Work order: Go through the data below and copy each line where the word "JSON" occurs.

Data records for software interfaces:
/---
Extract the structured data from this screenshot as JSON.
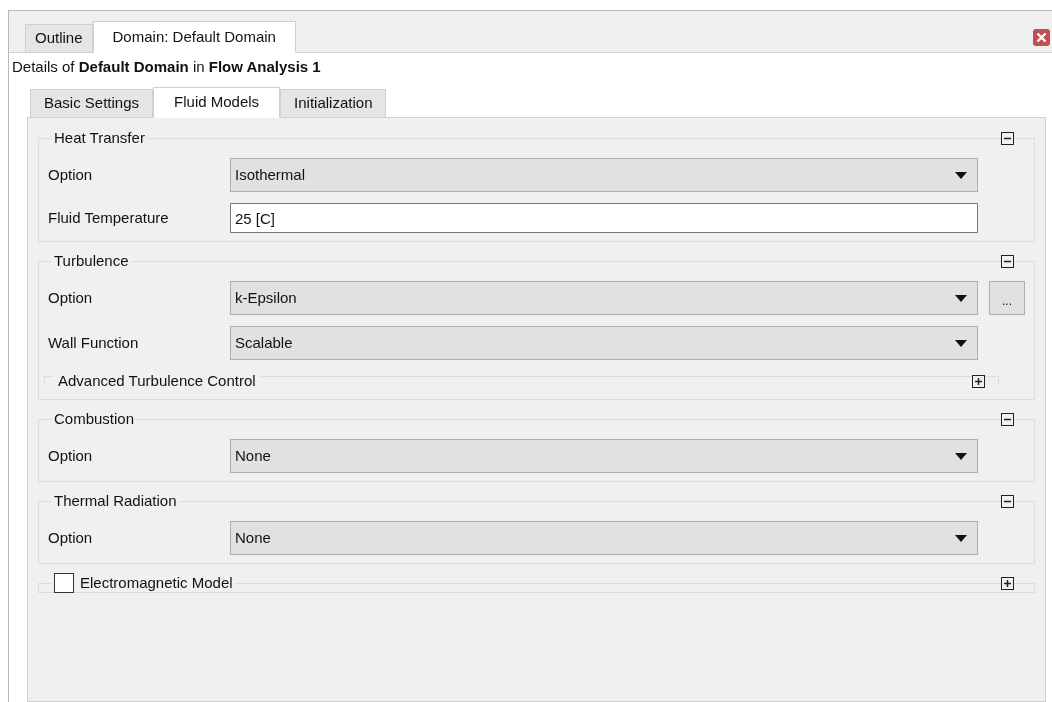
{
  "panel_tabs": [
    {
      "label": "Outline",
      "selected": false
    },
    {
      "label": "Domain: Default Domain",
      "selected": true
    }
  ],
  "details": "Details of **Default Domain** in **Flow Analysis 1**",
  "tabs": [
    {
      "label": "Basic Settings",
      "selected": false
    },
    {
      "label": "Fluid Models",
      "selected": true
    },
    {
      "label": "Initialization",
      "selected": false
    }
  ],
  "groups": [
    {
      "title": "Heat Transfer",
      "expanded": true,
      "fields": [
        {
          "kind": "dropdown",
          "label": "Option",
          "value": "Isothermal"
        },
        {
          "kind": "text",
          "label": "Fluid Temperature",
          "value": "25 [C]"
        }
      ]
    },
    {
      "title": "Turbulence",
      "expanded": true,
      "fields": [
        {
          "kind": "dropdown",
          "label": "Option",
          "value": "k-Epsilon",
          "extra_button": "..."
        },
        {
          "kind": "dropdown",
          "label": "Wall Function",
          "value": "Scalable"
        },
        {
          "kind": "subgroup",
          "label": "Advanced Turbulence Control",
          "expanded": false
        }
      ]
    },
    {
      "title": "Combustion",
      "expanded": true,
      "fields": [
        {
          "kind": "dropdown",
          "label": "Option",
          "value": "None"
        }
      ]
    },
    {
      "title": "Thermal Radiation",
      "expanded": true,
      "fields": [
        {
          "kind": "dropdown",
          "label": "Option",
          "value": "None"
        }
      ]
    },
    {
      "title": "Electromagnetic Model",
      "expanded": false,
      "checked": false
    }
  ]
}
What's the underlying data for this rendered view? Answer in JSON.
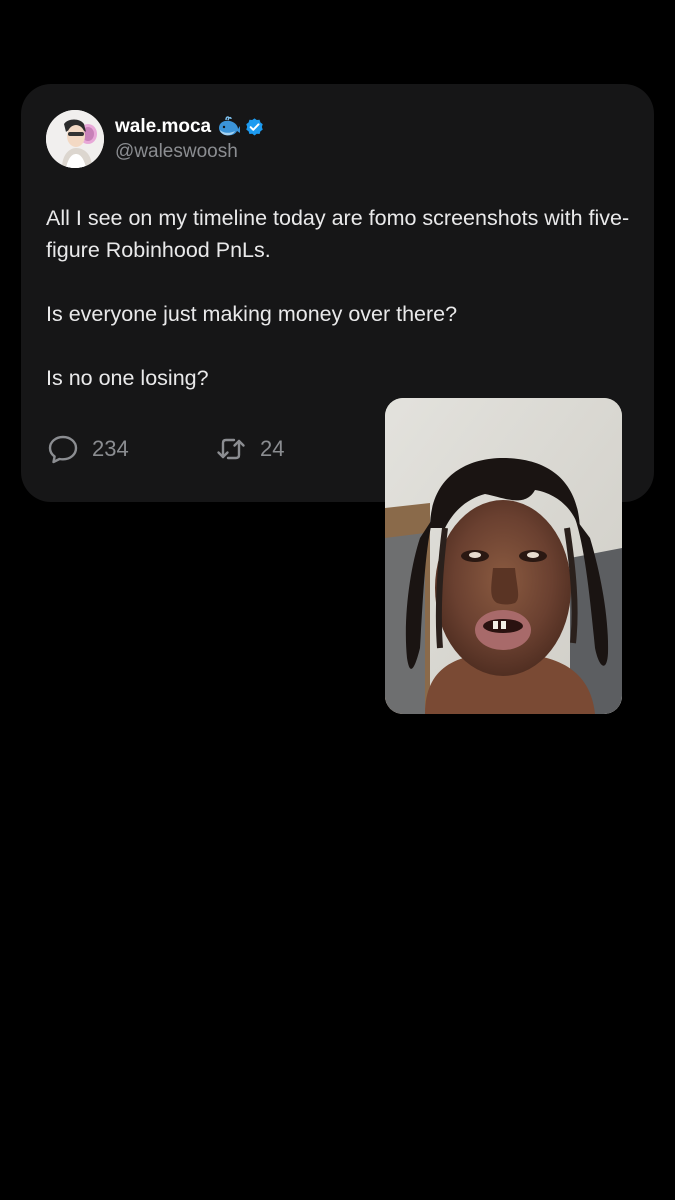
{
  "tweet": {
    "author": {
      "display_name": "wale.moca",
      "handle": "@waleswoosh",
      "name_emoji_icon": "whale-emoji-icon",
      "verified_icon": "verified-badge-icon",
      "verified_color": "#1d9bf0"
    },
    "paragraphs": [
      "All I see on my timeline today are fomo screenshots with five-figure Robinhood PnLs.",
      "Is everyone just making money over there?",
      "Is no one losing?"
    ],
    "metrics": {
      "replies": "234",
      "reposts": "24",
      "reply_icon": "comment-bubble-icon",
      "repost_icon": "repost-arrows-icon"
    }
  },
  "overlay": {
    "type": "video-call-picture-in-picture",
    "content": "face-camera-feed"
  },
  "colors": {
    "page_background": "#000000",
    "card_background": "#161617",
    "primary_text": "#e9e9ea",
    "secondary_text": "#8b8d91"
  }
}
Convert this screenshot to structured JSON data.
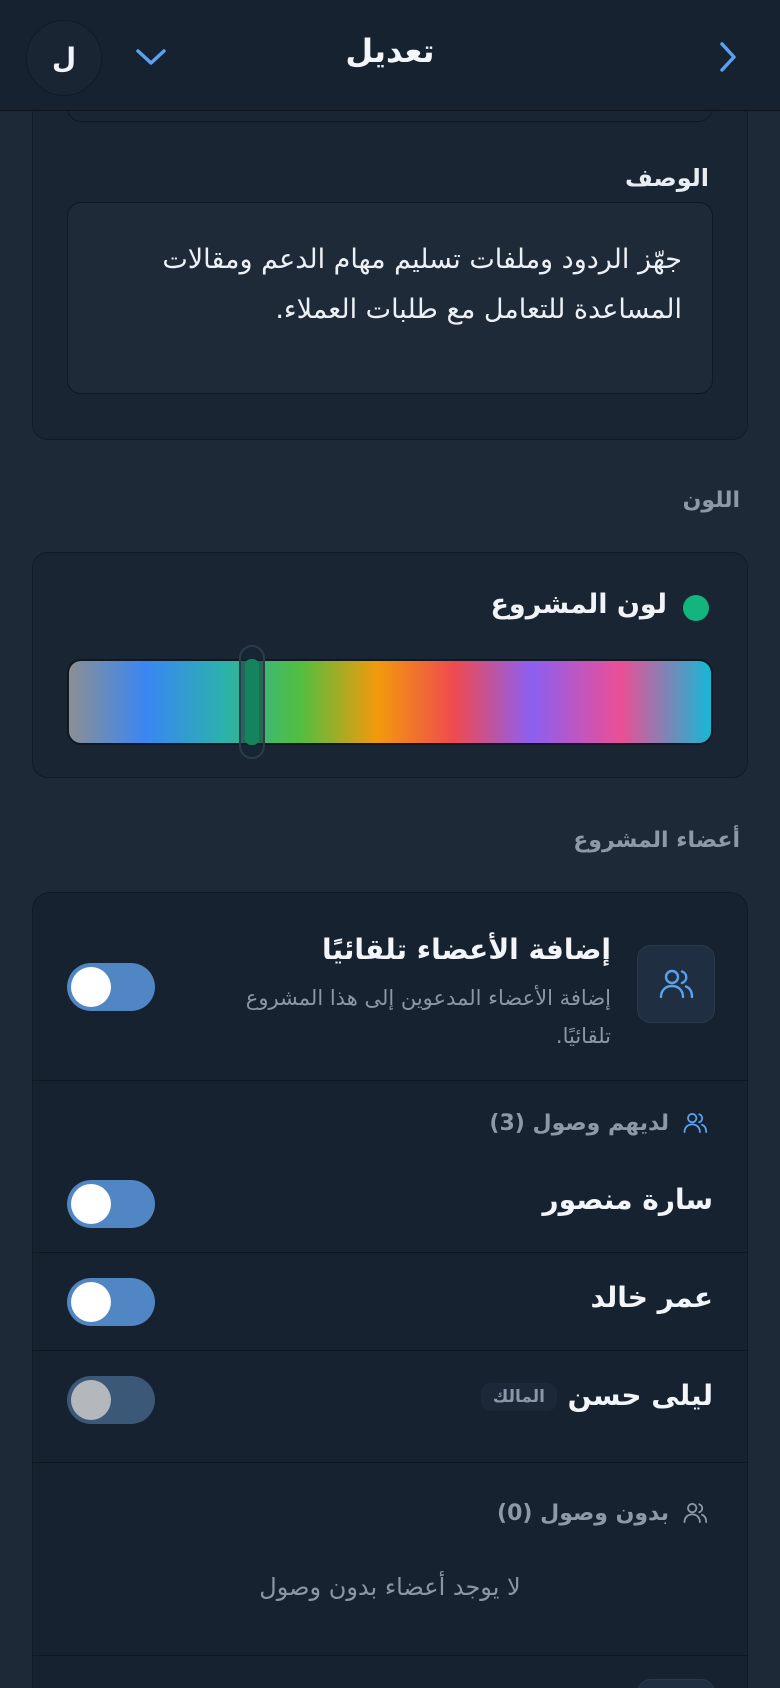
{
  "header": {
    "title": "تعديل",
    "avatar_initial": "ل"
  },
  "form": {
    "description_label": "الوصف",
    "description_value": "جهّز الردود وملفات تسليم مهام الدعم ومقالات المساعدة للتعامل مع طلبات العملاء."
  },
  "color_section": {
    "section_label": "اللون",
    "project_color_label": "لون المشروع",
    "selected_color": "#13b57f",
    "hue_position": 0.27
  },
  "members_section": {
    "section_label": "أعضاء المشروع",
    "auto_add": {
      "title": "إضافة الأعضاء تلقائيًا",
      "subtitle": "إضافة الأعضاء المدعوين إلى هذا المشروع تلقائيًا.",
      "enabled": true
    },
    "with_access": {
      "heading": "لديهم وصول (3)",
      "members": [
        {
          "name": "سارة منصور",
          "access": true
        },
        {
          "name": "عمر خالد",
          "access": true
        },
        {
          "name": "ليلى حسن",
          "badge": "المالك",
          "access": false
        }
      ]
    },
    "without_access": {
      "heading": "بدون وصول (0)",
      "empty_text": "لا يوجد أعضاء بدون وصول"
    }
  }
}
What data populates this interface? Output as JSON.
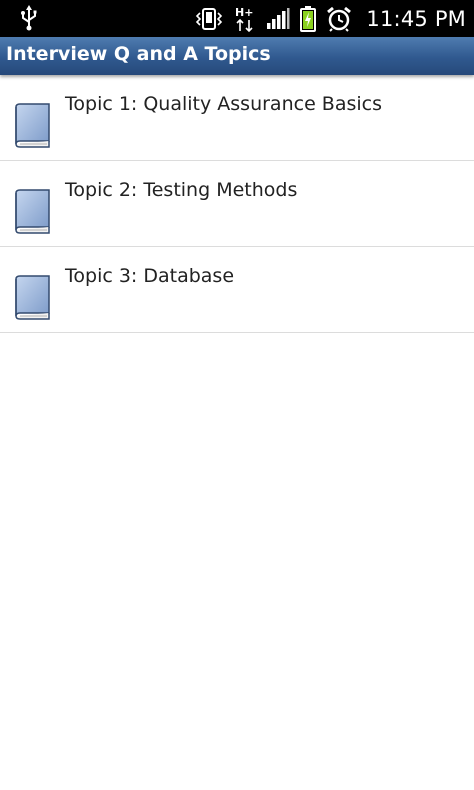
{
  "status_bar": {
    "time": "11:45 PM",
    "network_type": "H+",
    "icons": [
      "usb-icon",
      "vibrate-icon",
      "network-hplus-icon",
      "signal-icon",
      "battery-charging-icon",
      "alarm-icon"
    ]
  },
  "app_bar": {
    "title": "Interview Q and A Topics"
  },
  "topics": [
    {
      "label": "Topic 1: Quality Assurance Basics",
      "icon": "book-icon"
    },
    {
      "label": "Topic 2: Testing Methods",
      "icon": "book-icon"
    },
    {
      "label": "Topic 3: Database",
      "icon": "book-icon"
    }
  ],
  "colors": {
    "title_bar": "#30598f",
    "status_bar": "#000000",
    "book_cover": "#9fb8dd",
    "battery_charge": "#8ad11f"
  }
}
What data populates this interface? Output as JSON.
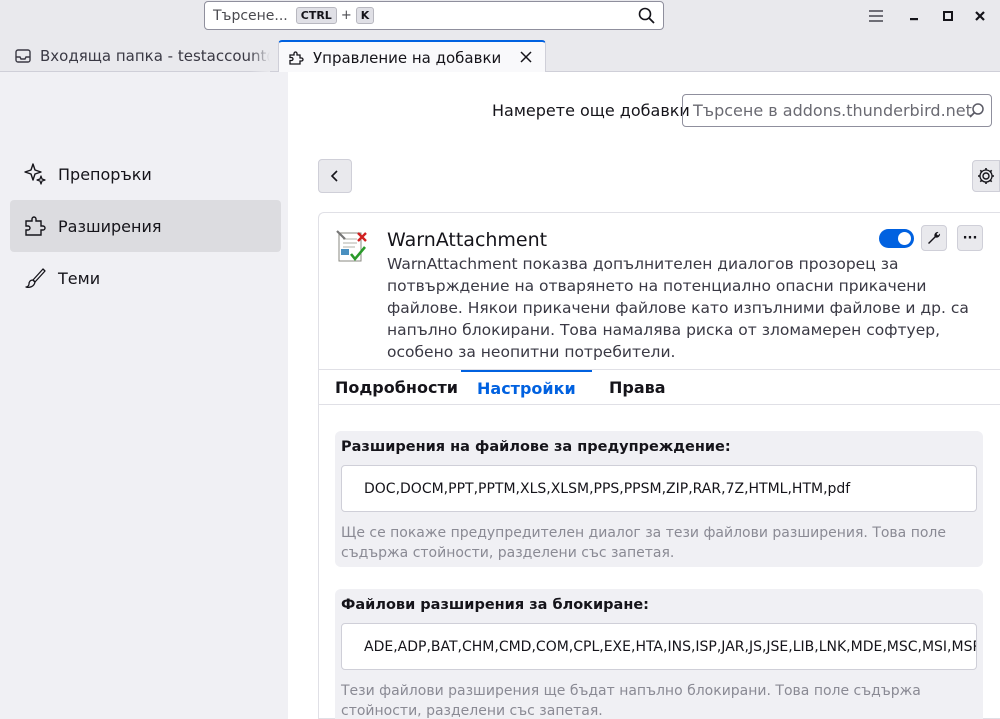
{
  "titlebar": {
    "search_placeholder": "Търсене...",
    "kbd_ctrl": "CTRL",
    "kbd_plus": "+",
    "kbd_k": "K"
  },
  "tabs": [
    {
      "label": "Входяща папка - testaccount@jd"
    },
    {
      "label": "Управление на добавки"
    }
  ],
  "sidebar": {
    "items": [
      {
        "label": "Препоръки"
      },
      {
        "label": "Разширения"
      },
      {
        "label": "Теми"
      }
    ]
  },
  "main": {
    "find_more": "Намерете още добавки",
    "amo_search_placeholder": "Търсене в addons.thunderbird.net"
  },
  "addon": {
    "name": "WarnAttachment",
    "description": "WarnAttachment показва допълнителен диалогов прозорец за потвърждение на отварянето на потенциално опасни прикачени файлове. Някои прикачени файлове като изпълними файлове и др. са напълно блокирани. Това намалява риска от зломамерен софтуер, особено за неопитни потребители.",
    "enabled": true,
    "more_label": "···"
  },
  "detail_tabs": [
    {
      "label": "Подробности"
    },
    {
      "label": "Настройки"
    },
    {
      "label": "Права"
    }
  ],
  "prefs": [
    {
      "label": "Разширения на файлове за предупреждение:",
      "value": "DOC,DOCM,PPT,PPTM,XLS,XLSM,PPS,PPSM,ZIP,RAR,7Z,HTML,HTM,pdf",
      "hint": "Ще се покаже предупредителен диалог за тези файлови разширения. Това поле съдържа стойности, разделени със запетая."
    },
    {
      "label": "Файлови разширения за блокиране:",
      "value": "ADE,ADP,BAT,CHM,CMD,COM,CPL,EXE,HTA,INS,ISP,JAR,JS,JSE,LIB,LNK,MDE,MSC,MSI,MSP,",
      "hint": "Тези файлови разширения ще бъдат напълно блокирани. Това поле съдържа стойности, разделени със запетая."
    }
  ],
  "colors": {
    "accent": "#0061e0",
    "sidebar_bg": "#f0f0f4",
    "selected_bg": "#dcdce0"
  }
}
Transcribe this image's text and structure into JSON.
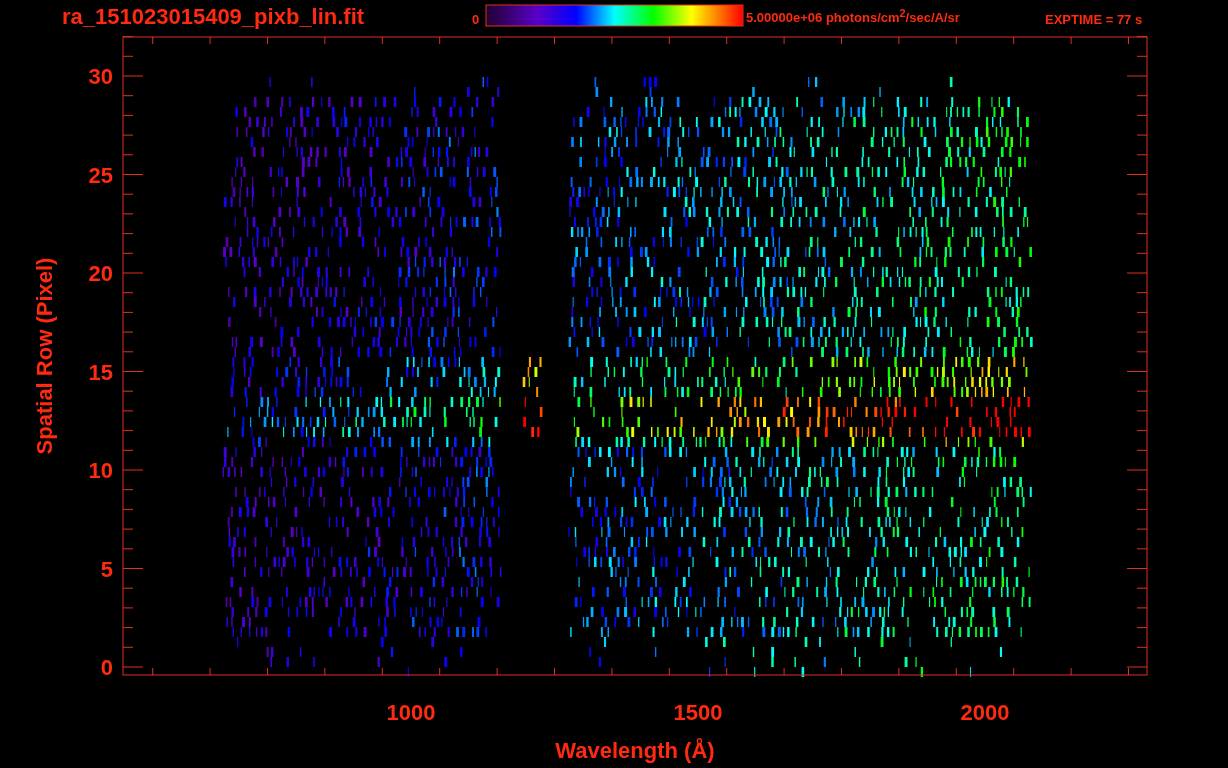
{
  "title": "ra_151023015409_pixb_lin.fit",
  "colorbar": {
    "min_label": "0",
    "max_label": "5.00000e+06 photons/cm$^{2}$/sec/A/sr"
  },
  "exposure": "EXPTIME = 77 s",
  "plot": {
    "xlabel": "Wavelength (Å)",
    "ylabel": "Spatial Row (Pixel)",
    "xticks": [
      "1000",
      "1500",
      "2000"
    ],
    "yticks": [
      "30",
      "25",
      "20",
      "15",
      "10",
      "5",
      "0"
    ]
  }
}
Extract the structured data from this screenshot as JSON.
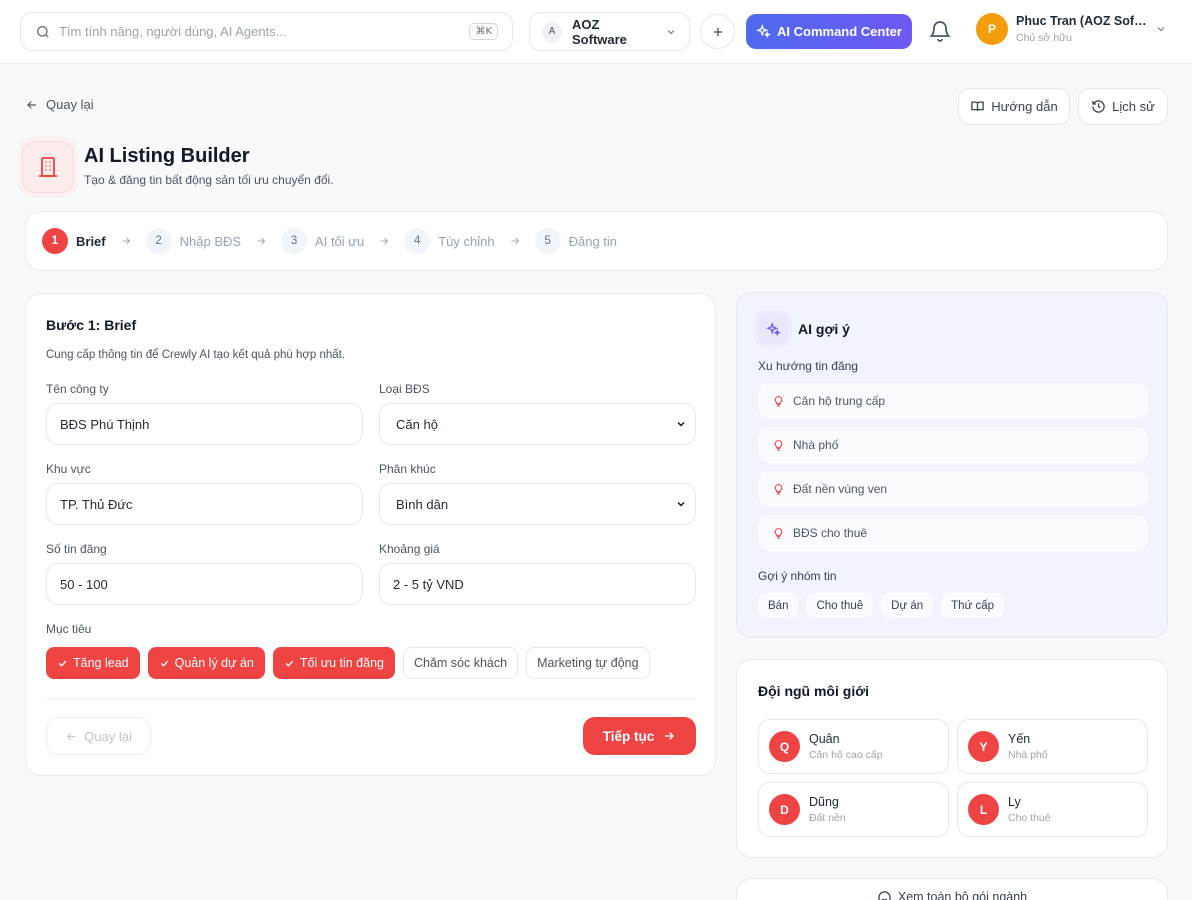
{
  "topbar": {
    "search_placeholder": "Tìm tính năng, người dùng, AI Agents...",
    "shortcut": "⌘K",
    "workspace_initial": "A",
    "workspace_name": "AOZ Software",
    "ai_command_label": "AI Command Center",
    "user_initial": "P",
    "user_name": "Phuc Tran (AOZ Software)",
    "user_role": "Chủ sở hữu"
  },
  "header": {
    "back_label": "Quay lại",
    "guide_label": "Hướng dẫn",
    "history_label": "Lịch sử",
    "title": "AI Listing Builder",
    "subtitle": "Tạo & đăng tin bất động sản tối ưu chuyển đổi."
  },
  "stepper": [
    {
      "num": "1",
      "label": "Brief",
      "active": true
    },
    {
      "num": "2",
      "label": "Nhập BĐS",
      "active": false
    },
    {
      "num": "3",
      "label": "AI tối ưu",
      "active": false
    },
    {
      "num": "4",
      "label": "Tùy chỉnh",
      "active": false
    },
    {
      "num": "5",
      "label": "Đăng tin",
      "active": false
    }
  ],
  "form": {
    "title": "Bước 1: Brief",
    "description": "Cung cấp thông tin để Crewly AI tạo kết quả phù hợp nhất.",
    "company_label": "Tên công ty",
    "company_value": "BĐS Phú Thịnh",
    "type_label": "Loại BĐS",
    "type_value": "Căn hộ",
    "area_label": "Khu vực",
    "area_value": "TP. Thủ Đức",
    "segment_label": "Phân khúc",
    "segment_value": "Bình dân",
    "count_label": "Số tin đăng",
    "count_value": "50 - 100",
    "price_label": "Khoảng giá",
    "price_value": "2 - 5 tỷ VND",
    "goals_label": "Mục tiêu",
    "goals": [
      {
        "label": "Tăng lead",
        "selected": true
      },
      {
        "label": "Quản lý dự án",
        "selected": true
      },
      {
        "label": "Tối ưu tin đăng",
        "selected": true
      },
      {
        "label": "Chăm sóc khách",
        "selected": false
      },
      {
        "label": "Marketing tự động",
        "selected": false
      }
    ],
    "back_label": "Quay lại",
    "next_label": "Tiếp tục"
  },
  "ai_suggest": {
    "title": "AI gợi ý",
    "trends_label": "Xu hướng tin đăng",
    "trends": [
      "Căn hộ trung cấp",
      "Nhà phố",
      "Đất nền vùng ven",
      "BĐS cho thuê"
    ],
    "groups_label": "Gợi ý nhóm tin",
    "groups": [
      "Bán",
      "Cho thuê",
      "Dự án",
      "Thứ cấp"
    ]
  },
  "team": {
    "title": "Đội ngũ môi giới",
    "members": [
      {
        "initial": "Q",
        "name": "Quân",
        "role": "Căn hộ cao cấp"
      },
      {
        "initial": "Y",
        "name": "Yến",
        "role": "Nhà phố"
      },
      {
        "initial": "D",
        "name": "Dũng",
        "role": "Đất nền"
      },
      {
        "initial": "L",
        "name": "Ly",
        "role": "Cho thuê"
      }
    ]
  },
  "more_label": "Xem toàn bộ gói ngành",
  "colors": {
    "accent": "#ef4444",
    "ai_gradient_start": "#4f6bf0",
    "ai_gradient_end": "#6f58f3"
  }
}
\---
Task solution:
Extract the structured data from this screenshot as JSON.
What's the underlying data for this rendered view? Answer in JSON.
Convert this screenshot to structured JSON data.
What data populates this interface? Output as JSON.
What data populates this interface? Output as JSON.
Transcribe this image's text and structure into JSON.
Extract the structured data from this screenshot as JSON.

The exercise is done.